(WORK TO BE COMPLETED) Collect every line of the records below that contains the word "CREATE".

(ENTRIES SUPPLIED)
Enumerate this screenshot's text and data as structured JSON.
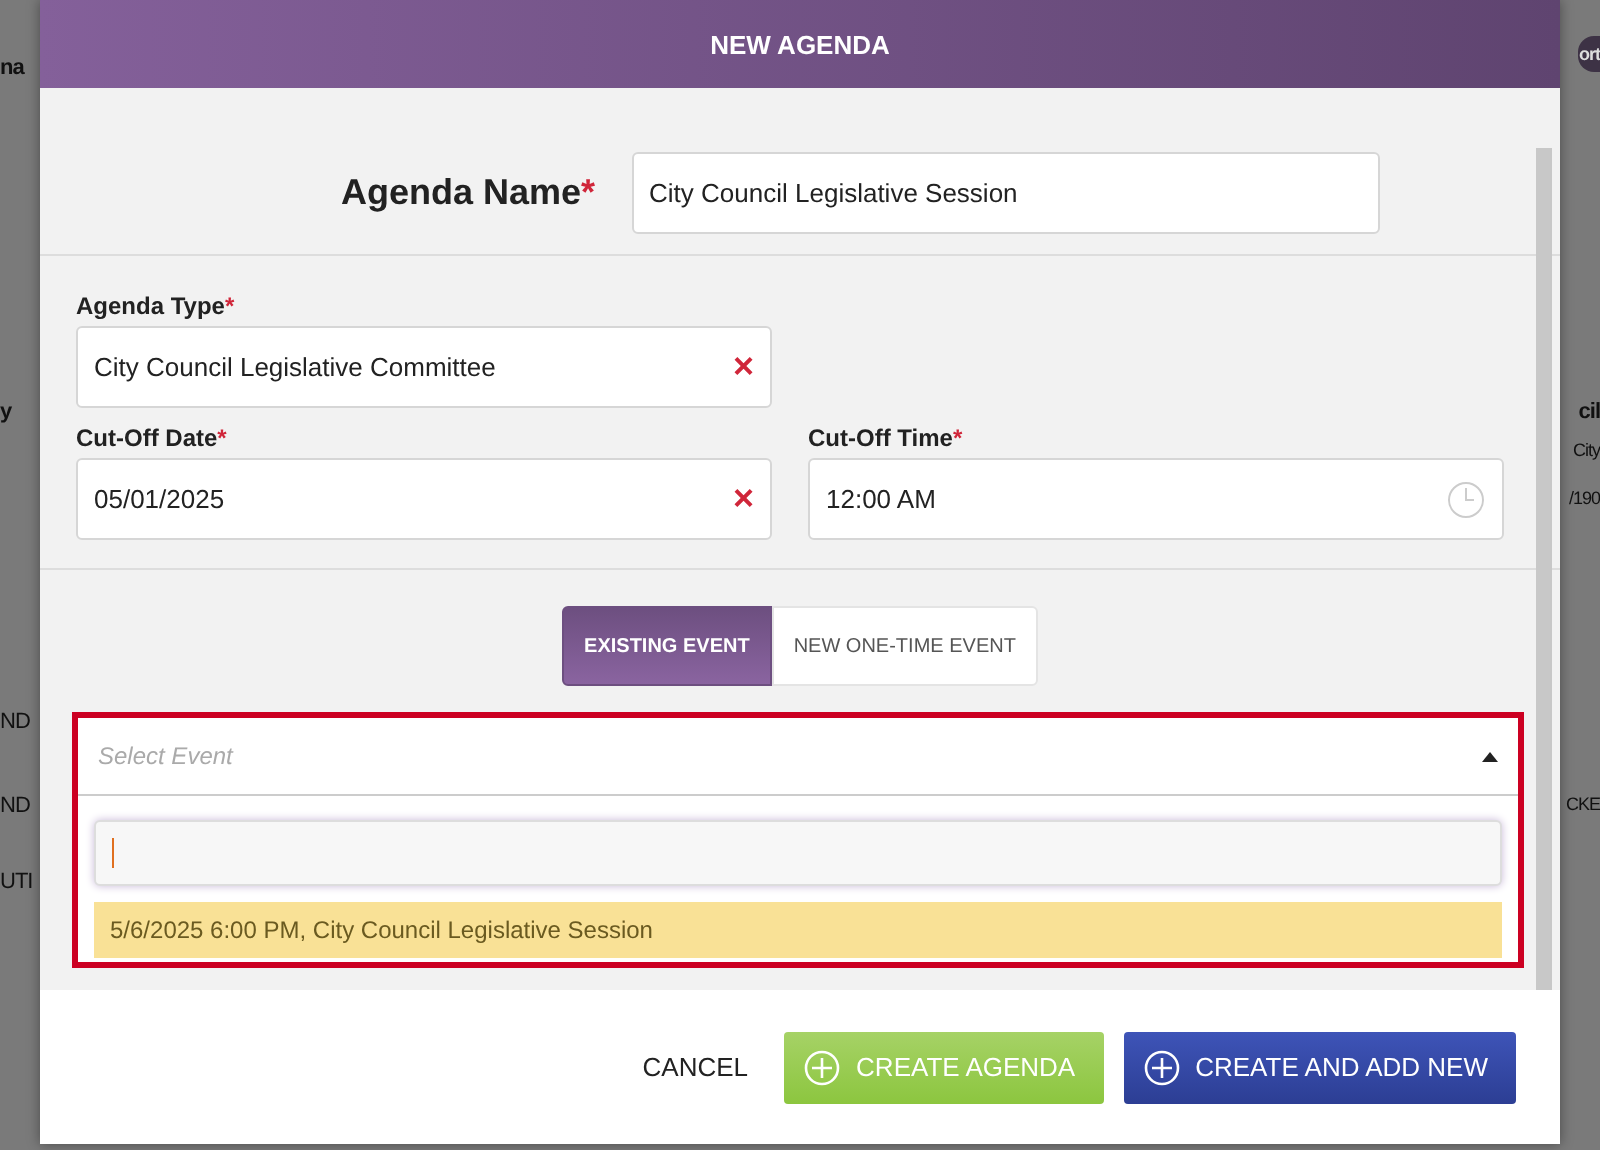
{
  "background": {
    "left": [
      "na",
      "y",
      "ND",
      "ND",
      "UTI"
    ],
    "right": [
      "ort",
      "cil",
      "City",
      "/190",
      "CKE"
    ]
  },
  "dialog": {
    "title": "NEW AGENDA",
    "agenda_name": {
      "label": "Agenda Name",
      "required_mark": "*",
      "value": "City Council Legislative Session"
    },
    "agenda_type": {
      "label": "Agenda Type",
      "required_mark": "*",
      "value": "City Council Legislative Committee",
      "clear": "×"
    },
    "cutoff_date": {
      "label": "Cut-Off Date",
      "required_mark": "*",
      "value": "05/01/2025",
      "clear": "×"
    },
    "cutoff_time": {
      "label": "Cut-Off Time",
      "required_mark": "*",
      "value": "12:00 AM"
    },
    "event_tabs": [
      {
        "label": "EXISTING EVENT",
        "selected": true
      },
      {
        "label": "NEW ONE-TIME EVENT",
        "selected": false
      }
    ],
    "event_select": {
      "placeholder": "Select Event",
      "expanded": true,
      "invalid": true,
      "options": [
        {
          "label": "5/6/2025 6:00 PM, City Council Legislative Session",
          "selected": true
        }
      ]
    },
    "buttons": [
      {
        "label": "CANCEL",
        "kind": "plain"
      },
      {
        "label": "CREATE AGENDA",
        "kind": "green"
      },
      {
        "label": "CREATE AND ADD NEW",
        "kind": "blue"
      }
    ]
  }
}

(YOUR RESPONSE)
        "label": "CREATE AGENDA",
        "label": "CREATE AND ADD NEW",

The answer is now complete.